Excerpts from an interface dataset:

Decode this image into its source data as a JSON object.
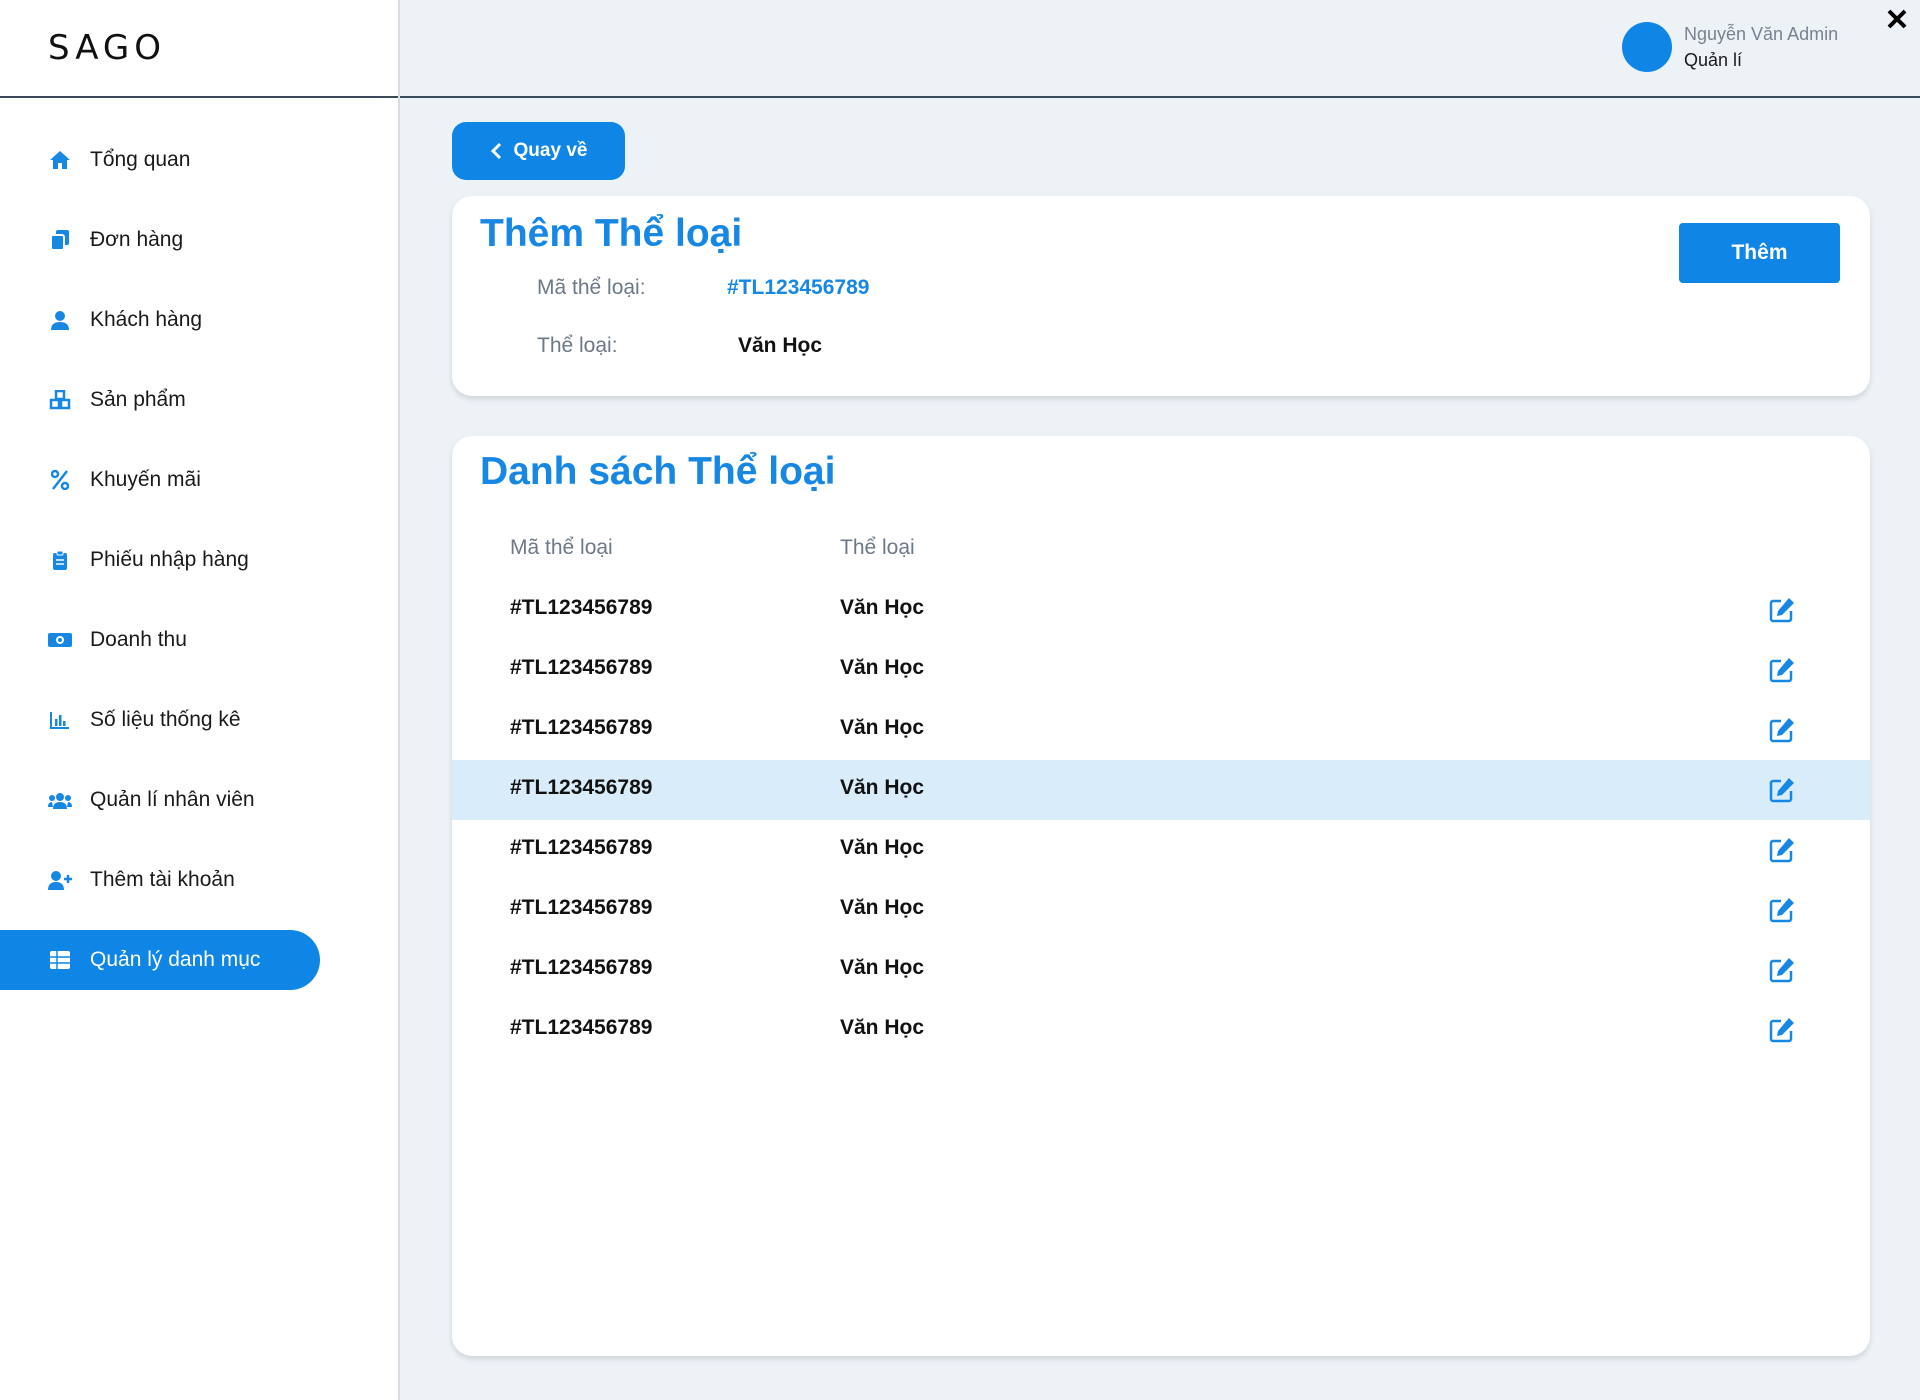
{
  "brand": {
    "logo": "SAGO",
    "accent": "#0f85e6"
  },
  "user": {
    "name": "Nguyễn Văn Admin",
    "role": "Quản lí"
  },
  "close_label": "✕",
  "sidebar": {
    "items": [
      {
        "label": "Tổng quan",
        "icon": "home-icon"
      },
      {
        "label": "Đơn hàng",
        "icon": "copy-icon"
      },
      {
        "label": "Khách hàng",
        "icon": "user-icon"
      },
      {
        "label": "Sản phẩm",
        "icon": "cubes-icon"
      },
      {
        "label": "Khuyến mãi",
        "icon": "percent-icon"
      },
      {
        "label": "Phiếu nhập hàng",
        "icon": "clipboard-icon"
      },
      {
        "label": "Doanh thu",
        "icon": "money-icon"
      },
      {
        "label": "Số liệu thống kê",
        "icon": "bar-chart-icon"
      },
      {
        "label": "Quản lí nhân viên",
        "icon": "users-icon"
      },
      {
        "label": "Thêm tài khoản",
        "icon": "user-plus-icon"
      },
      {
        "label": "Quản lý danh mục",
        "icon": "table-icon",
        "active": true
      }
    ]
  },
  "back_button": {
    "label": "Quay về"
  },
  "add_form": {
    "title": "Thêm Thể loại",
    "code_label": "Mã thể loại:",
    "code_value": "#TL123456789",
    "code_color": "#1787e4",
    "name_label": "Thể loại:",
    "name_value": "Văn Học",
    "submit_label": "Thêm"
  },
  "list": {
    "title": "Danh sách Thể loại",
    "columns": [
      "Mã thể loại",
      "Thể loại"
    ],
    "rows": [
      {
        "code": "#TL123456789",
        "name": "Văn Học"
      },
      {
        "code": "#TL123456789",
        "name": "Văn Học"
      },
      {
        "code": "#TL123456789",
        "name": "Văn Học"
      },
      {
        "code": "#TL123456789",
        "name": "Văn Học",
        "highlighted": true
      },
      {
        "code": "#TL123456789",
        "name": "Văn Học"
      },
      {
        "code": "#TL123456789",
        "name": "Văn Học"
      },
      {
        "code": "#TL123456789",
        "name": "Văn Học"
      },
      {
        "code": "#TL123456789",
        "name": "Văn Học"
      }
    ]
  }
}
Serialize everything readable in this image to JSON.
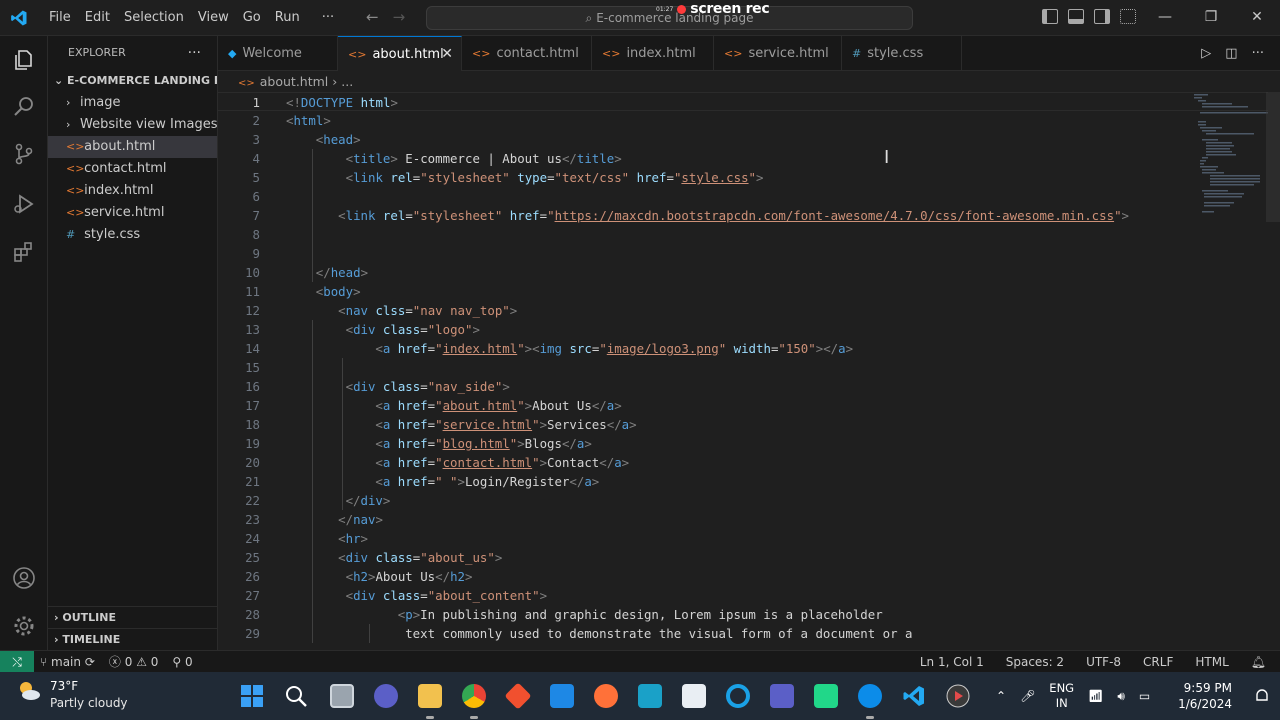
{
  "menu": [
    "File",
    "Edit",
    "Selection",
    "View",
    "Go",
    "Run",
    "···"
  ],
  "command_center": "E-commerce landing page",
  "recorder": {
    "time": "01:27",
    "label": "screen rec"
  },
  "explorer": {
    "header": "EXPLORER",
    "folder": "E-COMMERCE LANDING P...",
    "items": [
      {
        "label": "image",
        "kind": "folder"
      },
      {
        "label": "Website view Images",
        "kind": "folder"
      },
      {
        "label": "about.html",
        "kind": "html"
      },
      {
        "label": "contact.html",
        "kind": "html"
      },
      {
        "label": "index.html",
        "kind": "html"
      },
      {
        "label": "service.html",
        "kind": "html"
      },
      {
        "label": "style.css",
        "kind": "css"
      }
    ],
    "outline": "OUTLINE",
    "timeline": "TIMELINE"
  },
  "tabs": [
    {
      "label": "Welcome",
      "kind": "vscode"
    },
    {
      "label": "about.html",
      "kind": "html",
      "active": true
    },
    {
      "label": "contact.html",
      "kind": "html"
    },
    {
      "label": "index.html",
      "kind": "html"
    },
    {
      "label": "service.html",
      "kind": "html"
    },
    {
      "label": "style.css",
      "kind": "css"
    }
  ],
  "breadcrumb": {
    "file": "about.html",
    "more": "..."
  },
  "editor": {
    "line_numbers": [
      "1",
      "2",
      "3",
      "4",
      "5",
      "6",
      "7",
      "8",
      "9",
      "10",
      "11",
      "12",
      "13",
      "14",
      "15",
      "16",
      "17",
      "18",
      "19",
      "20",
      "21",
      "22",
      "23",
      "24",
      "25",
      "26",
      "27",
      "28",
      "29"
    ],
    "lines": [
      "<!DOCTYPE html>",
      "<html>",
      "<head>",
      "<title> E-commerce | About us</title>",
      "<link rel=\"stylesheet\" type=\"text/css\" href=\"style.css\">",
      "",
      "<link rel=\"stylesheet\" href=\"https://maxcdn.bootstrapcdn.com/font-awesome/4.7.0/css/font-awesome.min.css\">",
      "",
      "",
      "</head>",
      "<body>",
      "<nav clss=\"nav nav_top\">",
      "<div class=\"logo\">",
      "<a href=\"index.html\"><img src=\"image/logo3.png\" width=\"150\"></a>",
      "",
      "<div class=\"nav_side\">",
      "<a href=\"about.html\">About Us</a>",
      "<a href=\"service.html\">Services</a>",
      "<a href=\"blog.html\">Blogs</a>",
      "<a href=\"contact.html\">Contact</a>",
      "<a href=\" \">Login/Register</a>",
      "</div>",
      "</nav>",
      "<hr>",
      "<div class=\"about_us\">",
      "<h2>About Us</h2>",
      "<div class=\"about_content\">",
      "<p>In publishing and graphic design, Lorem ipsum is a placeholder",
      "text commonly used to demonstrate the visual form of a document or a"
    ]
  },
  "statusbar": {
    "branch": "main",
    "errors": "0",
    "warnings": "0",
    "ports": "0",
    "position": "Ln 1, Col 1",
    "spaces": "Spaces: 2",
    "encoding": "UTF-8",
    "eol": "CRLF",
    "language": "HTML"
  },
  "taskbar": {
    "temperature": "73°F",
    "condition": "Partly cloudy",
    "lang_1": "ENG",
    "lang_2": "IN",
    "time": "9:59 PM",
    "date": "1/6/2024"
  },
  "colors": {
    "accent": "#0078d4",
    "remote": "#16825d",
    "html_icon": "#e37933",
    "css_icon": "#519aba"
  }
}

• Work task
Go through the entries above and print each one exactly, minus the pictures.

• Response to this exercise
Decode this image into its source data as a JSON object.
{
  "brand": {
    "logo": "SAGO",
    "accent": "#0f85e6"
  },
  "user": {
    "name": "Nguyễn Văn Admin",
    "role": "Quản lí"
  },
  "close_label": "✕",
  "sidebar": {
    "items": [
      {
        "label": "Tổng quan",
        "icon": "home-icon"
      },
      {
        "label": "Đơn hàng",
        "icon": "copy-icon"
      },
      {
        "label": "Khách hàng",
        "icon": "user-icon"
      },
      {
        "label": "Sản phẩm",
        "icon": "cubes-icon"
      },
      {
        "label": "Khuyến mãi",
        "icon": "percent-icon"
      },
      {
        "label": "Phiếu nhập hàng",
        "icon": "clipboard-icon"
      },
      {
        "label": "Doanh thu",
        "icon": "money-icon"
      },
      {
        "label": "Số liệu thống kê",
        "icon": "bar-chart-icon"
      },
      {
        "label": "Quản lí nhân viên",
        "icon": "users-icon"
      },
      {
        "label": "Thêm tài khoản",
        "icon": "user-plus-icon"
      },
      {
        "label": "Quản lý danh mục",
        "icon": "table-icon",
        "active": true
      }
    ]
  },
  "back_button": {
    "label": "Quay về"
  },
  "add_form": {
    "title": "Thêm Thể loại",
    "code_label": "Mã thể loại:",
    "code_value": "#TL123456789",
    "code_color": "#1787e4",
    "name_label": "Thể loại:",
    "name_value": "Văn Học",
    "submit_label": "Thêm"
  },
  "list": {
    "title": "Danh sách Thể loại",
    "columns": [
      "Mã thể loại",
      "Thể loại"
    ],
    "rows": [
      {
        "code": "#TL123456789",
        "name": "Văn Học"
      },
      {
        "code": "#TL123456789",
        "name": "Văn Học"
      },
      {
        "code": "#TL123456789",
        "name": "Văn Học"
      },
      {
        "code": "#TL123456789",
        "name": "Văn Học",
        "highlighted": true
      },
      {
        "code": "#TL123456789",
        "name": "Văn Học"
      },
      {
        "code": "#TL123456789",
        "name": "Văn Học"
      },
      {
        "code": "#TL123456789",
        "name": "Văn Học"
      },
      {
        "code": "#TL123456789",
        "name": "Văn Học"
      }
    ]
  }
}
Serialize everything readable in this image to JSON.
{
  "menu": [
    "File",
    "Edit",
    "Selection",
    "View",
    "Go",
    "Run",
    "···"
  ],
  "command_center": "E-commerce landing page",
  "recorder": {
    "time": "01:27",
    "label": "screen rec"
  },
  "explorer": {
    "header": "EXPLORER",
    "folder": "E-COMMERCE LANDING P...",
    "items": [
      {
        "label": "image",
        "kind": "folder"
      },
      {
        "label": "Website view Images",
        "kind": "folder"
      },
      {
        "label": "about.html",
        "kind": "html"
      },
      {
        "label": "contact.html",
        "kind": "html"
      },
      {
        "label": "index.html",
        "kind": "html"
      },
      {
        "label": "service.html",
        "kind": "html"
      },
      {
        "label": "style.css",
        "kind": "css"
      }
    ],
    "outline": "OUTLINE",
    "timeline": "TIMELINE"
  },
  "tabs": [
    {
      "label": "Welcome",
      "kind": "vscode"
    },
    {
      "label": "about.html",
      "kind": "html",
      "active": true
    },
    {
      "label": "contact.html",
      "kind": "html"
    },
    {
      "label": "index.html",
      "kind": "html"
    },
    {
      "label": "service.html",
      "kind": "html"
    },
    {
      "label": "style.css",
      "kind": "css"
    }
  ],
  "breadcrumb": {
    "file": "about.html",
    "more": "..."
  },
  "editor": {
    "line_numbers": [
      "1",
      "2",
      "3",
      "4",
      "5",
      "6",
      "7",
      "8",
      "9",
      "10",
      "11",
      "12",
      "13",
      "14",
      "15",
      "16",
      "17",
      "18",
      "19",
      "20",
      "21",
      "22",
      "23",
      "24",
      "25",
      "26",
      "27",
      "28",
      "29"
    ],
    "lines": [
      "<!DOCTYPE html>",
      "<html>",
      "<head>",
      "<title> E-commerce | About us</title>",
      "<link rel=\"stylesheet\" type=\"text/css\" href=\"style.css\">",
      "",
      "<link rel=\"stylesheet\" href=\"https://maxcdn.bootstrapcdn.com/font-awesome/4.7.0/css/font-awesome.min.css\">",
      "",
      "",
      "</head>",
      "<body>",
      "<nav clss=\"nav nav_top\">",
      "<div class=\"logo\">",
      "<a href=\"index.html\"><img src=\"image/logo3.png\" width=\"150\"></a>",
      "",
      "<div class=\"nav_side\">",
      "<a href=\"about.html\">About Us</a>",
      "<a href=\"service.html\">Services</a>",
      "<a href=\"blog.html\">Blogs</a>",
      "<a href=\"contact.html\">Contact</a>",
      "<a href=\" \">Login/Register</a>",
      "</div>",
      "</nav>",
      "<hr>",
      "<div class=\"about_us\">",
      "<h2>About Us</h2>",
      "<div class=\"about_content\">",
      "<p>In publishing and graphic design, Lorem ipsum is a placeholder",
      "text commonly used to demonstrate the visual form of a document or a"
    ]
  },
  "statusbar": {
    "branch": "main",
    "errors": "0",
    "warnings": "0",
    "ports": "0",
    "position": "Ln 1, Col 1",
    "spaces": "Spaces: 2",
    "encoding": "UTF-8",
    "eol": "CRLF",
    "language": "HTML"
  },
  "taskbar": {
    "temperature": "73°F",
    "condition": "Partly cloudy",
    "lang_1": "ENG",
    "lang_2": "IN",
    "time": "9:59 PM",
    "date": "1/6/2024"
  },
  "colors": {
    "accent": "#0078d4",
    "remote": "#16825d",
    "html_icon": "#e37933",
    "css_icon": "#519aba"
  }
}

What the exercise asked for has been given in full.